__Information__
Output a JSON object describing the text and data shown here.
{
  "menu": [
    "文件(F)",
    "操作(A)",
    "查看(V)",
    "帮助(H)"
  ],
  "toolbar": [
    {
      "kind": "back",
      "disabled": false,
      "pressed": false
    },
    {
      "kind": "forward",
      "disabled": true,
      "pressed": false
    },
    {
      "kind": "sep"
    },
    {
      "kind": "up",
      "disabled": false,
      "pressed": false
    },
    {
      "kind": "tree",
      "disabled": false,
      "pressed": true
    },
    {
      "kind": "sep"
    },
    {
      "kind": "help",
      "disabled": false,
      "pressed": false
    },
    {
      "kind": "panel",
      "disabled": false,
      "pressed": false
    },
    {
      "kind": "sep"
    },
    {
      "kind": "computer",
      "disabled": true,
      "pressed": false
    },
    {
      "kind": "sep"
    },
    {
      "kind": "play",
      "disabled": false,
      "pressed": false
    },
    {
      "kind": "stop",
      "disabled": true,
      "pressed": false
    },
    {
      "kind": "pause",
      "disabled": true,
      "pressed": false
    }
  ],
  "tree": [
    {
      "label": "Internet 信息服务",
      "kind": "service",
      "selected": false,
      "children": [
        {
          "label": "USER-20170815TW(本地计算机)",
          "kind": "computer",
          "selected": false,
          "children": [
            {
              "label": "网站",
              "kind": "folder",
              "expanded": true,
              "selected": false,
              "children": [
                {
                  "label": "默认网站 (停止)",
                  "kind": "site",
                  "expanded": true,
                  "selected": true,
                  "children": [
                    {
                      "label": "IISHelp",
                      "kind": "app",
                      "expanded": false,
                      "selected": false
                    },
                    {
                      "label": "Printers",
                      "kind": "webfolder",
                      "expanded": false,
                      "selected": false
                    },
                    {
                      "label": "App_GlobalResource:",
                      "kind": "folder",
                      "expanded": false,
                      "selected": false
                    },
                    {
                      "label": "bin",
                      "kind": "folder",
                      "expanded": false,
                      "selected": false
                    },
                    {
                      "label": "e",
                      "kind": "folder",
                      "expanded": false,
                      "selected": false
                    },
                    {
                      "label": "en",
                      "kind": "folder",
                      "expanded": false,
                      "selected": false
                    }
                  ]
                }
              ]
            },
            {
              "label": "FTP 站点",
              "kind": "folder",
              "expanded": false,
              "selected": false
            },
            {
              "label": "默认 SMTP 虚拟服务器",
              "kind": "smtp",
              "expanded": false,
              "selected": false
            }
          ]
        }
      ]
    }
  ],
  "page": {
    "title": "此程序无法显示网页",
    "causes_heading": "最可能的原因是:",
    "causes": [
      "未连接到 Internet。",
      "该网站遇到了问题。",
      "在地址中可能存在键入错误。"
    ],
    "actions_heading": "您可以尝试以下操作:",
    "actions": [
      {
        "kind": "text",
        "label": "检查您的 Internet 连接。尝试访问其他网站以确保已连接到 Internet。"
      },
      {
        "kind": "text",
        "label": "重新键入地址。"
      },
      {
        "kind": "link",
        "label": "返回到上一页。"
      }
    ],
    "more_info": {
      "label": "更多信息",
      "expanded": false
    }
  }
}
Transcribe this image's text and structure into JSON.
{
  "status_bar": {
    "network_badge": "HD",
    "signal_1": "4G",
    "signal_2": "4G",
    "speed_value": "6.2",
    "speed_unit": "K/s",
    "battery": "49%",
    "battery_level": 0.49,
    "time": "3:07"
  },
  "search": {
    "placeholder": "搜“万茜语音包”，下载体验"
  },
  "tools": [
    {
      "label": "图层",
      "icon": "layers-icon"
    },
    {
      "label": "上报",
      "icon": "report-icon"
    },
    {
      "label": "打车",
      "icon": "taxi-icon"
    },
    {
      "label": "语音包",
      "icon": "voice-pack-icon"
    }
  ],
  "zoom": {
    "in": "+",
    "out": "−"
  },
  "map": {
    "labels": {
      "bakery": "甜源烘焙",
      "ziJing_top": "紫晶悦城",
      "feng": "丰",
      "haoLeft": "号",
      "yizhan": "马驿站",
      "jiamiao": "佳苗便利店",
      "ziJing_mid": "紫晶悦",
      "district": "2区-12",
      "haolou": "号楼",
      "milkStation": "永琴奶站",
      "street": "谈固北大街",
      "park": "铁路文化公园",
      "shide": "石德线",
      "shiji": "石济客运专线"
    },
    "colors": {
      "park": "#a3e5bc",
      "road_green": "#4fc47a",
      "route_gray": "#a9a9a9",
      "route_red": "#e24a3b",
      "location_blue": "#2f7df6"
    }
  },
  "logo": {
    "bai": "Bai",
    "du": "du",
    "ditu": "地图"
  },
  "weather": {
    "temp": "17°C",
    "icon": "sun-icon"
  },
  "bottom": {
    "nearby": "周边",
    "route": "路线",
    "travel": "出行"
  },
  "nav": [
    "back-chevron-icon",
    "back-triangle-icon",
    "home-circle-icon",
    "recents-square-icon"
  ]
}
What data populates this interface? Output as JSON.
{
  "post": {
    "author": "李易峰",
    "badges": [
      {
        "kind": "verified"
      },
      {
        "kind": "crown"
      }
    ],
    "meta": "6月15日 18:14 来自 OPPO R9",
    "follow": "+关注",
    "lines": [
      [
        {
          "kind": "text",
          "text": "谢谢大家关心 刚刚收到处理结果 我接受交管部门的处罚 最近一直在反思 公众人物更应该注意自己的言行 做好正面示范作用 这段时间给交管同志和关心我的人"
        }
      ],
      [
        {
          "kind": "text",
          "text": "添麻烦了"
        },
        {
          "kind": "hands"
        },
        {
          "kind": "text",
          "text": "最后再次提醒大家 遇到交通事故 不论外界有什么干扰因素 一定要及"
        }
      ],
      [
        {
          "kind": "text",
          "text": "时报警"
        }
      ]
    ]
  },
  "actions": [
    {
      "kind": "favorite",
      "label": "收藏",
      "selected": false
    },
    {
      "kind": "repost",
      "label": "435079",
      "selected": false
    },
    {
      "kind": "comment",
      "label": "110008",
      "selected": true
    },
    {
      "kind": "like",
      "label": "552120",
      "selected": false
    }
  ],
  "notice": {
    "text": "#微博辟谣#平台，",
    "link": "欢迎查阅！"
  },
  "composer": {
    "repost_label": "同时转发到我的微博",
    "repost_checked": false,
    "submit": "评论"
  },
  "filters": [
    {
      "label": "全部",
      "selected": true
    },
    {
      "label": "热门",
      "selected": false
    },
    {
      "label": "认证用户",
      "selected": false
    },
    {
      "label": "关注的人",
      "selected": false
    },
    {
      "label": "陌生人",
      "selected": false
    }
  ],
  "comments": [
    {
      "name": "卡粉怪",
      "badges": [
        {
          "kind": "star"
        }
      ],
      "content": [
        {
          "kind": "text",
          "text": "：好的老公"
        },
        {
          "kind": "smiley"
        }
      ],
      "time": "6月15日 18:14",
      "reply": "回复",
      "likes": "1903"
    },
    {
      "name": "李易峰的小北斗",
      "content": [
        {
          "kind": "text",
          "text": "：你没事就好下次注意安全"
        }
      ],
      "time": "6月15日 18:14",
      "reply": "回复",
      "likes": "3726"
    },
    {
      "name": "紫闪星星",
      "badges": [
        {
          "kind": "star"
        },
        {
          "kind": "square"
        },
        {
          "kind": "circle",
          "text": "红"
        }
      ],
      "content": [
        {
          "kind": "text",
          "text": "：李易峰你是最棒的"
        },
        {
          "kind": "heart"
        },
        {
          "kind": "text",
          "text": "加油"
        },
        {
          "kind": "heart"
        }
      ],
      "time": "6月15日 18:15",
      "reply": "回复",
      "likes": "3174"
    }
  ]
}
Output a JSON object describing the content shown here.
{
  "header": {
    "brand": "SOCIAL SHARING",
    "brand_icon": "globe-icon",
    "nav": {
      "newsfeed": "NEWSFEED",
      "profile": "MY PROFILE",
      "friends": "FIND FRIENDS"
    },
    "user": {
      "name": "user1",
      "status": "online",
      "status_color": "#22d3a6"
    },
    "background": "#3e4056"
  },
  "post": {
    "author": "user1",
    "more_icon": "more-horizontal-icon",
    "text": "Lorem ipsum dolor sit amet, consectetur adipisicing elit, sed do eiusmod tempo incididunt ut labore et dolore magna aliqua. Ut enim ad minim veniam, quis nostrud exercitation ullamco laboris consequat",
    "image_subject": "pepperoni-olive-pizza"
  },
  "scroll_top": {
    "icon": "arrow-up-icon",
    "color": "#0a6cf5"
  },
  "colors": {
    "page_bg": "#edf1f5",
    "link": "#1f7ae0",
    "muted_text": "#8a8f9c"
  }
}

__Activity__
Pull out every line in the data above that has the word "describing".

__Response to the task__
Output a JSON object describing the text and data shown here.
Output a JSON object describing the content shown here.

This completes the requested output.